**Data section:**
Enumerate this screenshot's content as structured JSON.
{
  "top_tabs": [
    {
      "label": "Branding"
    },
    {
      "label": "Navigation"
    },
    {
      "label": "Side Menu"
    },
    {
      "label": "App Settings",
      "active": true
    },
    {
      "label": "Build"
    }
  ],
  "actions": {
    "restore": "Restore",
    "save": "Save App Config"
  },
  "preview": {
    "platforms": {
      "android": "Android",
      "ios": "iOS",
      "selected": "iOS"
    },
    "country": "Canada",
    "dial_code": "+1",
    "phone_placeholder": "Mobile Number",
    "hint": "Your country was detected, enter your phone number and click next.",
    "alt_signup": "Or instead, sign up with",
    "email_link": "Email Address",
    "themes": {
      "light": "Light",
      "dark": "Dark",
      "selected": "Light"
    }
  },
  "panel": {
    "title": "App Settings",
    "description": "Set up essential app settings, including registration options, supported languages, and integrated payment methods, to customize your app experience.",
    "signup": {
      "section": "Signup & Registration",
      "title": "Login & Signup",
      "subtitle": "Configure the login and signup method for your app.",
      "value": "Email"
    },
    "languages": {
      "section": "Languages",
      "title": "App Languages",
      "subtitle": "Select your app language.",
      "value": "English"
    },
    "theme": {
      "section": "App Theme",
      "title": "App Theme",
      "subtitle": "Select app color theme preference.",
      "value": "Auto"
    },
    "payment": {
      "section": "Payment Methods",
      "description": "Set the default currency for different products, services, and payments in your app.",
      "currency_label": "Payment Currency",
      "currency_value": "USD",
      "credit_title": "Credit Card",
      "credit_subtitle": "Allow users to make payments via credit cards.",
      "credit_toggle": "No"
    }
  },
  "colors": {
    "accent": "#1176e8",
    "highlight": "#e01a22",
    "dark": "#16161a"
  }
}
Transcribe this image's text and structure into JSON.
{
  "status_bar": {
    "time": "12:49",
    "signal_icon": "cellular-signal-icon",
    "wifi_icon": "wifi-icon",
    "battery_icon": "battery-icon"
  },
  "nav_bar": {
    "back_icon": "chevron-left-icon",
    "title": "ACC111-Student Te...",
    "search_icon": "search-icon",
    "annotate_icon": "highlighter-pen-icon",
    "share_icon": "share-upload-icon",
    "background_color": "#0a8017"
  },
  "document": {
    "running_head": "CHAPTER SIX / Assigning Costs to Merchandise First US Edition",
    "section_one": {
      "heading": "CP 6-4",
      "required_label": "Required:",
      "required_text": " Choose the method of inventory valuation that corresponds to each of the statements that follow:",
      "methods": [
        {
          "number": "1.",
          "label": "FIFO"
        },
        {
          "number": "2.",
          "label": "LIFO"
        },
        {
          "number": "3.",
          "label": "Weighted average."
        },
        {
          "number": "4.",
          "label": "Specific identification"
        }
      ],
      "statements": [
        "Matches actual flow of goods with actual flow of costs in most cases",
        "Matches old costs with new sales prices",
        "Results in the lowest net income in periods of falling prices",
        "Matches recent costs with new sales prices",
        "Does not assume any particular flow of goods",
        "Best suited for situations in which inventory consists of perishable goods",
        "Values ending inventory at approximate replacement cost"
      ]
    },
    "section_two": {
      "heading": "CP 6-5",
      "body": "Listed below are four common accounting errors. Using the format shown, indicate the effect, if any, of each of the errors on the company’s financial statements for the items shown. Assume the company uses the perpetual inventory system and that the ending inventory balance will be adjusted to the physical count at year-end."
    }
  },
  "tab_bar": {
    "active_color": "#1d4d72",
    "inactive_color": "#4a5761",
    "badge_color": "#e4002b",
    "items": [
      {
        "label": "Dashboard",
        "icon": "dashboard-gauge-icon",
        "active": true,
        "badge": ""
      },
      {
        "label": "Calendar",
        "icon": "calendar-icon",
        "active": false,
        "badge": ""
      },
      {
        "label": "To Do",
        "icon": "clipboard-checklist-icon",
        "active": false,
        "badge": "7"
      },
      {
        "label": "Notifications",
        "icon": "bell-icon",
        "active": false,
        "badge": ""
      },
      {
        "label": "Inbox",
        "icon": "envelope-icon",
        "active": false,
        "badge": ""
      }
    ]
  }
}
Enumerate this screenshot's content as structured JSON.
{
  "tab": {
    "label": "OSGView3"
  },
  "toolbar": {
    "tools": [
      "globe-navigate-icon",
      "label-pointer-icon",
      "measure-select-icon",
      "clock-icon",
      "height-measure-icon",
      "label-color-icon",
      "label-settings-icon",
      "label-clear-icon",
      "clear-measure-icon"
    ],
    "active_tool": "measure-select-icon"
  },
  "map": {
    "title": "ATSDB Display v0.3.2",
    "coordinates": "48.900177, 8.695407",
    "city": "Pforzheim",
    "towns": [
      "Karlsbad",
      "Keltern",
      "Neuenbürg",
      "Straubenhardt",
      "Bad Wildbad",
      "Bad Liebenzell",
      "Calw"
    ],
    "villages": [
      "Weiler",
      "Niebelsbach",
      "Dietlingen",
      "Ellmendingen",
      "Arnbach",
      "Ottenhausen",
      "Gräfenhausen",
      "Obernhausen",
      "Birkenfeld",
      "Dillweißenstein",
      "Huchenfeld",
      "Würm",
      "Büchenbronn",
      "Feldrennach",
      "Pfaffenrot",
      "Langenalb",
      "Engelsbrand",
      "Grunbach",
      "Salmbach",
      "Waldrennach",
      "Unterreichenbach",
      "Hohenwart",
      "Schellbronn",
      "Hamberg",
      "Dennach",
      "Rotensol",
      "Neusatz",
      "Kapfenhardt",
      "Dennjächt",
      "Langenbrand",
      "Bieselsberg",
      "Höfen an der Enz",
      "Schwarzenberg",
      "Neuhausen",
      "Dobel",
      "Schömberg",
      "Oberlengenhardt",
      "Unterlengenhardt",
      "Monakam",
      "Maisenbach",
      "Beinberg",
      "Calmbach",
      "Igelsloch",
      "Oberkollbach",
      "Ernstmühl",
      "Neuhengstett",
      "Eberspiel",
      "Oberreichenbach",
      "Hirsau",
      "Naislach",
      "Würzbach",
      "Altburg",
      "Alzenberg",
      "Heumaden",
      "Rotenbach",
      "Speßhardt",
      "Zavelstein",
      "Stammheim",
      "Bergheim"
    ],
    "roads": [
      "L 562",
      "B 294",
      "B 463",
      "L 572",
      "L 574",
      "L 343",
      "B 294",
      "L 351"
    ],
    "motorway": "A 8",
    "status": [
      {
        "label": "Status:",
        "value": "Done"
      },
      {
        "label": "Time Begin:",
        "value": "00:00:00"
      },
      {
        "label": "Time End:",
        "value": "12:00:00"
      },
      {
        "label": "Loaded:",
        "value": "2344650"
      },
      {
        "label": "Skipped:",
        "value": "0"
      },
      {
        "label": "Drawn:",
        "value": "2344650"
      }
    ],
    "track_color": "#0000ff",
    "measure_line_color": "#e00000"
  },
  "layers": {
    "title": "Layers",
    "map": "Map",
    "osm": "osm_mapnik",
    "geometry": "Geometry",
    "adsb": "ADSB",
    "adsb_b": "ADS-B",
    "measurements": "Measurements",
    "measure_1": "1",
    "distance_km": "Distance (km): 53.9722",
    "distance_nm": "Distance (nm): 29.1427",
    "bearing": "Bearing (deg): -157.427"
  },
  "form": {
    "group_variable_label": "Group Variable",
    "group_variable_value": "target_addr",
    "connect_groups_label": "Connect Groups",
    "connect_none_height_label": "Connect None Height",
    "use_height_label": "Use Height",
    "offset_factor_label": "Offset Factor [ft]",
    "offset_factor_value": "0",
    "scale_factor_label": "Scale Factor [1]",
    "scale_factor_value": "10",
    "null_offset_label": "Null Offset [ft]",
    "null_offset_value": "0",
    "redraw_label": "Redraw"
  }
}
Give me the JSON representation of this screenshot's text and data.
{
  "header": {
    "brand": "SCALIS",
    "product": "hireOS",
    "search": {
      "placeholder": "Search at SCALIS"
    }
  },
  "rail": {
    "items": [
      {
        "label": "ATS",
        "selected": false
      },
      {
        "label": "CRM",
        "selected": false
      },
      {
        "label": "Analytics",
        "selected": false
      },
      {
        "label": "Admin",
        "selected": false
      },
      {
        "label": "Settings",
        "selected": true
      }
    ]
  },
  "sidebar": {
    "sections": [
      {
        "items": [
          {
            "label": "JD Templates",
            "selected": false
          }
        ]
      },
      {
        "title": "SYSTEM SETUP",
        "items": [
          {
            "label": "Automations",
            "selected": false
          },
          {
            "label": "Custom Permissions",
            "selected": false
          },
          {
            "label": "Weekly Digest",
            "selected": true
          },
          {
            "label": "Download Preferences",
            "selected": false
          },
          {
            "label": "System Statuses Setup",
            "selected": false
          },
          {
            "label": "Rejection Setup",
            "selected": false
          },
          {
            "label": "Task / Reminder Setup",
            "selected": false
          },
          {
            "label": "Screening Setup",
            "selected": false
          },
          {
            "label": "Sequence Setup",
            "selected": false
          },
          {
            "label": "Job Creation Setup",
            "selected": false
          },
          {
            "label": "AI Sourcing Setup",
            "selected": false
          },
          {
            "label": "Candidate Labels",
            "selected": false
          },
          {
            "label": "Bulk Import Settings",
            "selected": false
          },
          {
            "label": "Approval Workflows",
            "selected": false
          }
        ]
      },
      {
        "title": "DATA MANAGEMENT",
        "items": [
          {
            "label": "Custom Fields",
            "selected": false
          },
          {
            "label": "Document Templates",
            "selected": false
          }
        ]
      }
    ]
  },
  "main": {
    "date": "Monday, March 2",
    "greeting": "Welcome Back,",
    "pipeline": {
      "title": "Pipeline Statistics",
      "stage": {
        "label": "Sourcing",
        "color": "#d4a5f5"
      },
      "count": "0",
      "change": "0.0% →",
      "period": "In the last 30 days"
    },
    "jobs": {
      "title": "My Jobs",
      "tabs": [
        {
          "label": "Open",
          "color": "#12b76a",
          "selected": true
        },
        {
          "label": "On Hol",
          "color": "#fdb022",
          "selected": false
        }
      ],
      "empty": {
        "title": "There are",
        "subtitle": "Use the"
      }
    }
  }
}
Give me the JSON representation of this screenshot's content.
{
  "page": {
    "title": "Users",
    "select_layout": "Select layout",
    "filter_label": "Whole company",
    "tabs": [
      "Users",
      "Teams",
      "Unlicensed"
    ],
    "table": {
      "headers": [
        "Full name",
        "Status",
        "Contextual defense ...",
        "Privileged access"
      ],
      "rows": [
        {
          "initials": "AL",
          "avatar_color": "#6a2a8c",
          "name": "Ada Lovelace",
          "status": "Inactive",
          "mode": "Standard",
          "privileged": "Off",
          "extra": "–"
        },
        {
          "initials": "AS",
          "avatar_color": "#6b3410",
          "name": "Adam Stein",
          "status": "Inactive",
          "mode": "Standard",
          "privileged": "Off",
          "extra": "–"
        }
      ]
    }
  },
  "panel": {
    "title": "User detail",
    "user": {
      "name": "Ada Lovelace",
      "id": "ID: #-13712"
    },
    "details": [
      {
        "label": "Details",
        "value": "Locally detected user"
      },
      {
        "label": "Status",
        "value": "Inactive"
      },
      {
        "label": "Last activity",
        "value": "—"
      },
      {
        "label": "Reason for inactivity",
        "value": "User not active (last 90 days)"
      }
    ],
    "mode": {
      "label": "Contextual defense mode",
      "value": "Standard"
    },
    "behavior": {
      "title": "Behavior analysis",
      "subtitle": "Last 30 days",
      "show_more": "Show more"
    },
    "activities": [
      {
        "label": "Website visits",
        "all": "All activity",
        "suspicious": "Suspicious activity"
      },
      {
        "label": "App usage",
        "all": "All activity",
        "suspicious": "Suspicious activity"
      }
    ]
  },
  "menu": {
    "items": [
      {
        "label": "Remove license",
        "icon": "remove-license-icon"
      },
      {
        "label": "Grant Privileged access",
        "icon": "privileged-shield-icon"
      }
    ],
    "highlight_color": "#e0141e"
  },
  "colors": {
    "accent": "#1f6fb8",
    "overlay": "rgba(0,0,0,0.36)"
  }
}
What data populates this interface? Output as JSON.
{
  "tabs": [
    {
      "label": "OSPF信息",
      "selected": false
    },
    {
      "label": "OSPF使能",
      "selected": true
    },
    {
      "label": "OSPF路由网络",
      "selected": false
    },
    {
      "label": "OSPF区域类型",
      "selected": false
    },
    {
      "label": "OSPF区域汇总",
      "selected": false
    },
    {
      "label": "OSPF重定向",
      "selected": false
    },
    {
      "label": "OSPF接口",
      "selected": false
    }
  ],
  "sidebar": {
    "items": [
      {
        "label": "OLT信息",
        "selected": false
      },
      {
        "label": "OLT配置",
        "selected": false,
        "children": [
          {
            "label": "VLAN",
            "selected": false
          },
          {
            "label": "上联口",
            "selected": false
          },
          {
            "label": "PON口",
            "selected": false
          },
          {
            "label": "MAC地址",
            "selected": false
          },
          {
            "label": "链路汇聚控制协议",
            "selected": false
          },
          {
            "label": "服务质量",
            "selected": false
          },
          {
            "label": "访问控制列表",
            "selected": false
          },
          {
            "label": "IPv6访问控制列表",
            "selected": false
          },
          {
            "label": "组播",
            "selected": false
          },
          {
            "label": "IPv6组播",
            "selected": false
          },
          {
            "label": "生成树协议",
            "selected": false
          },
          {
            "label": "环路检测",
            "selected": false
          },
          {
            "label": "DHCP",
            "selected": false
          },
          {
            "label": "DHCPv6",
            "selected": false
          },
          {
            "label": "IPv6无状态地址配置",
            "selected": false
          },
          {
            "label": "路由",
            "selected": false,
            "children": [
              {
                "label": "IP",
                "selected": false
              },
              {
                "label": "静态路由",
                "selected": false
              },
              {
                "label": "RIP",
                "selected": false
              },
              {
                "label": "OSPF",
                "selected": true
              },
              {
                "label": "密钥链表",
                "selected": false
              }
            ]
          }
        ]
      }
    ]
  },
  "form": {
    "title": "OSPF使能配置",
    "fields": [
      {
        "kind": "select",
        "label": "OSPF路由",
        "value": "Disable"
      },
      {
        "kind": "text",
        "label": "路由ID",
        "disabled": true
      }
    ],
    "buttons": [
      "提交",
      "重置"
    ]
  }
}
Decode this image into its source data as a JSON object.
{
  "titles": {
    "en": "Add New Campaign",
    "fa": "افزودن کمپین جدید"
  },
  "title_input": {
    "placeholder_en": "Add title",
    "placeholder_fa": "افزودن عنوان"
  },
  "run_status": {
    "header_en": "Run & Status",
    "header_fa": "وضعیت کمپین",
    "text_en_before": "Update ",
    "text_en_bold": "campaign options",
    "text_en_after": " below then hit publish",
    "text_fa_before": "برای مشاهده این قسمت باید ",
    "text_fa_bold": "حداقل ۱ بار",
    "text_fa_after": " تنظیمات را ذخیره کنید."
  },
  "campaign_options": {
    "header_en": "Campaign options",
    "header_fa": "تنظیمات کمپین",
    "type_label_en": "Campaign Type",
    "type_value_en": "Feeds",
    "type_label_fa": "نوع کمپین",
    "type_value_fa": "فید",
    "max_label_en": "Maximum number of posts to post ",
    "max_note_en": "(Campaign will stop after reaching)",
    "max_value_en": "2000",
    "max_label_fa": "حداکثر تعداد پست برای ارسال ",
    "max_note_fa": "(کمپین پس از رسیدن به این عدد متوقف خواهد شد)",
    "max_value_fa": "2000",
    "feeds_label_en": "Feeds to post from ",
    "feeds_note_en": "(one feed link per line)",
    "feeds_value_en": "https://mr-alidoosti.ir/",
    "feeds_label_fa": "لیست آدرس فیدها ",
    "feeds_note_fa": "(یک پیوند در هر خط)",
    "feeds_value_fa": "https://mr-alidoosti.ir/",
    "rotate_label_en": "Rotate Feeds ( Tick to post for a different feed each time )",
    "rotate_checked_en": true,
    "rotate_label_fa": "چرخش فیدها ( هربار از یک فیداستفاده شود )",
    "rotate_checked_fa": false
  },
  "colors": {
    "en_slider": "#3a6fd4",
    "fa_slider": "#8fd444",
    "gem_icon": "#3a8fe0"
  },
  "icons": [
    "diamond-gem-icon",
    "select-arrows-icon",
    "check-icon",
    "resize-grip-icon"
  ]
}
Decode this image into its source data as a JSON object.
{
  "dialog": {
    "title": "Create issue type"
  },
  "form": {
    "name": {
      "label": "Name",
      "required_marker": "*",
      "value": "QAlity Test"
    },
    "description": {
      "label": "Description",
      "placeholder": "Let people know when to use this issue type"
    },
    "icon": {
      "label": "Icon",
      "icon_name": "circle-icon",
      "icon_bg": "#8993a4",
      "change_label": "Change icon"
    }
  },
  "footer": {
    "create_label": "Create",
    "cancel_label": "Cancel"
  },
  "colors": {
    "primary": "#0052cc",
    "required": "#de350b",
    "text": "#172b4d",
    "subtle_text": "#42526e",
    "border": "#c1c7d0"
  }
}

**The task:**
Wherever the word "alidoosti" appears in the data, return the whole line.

**Written solution:**
    "feeds_value_en": "https://mr-alidoosti.ir/",
    "feeds_value_fa": "https://mr-alidoosti.ir/",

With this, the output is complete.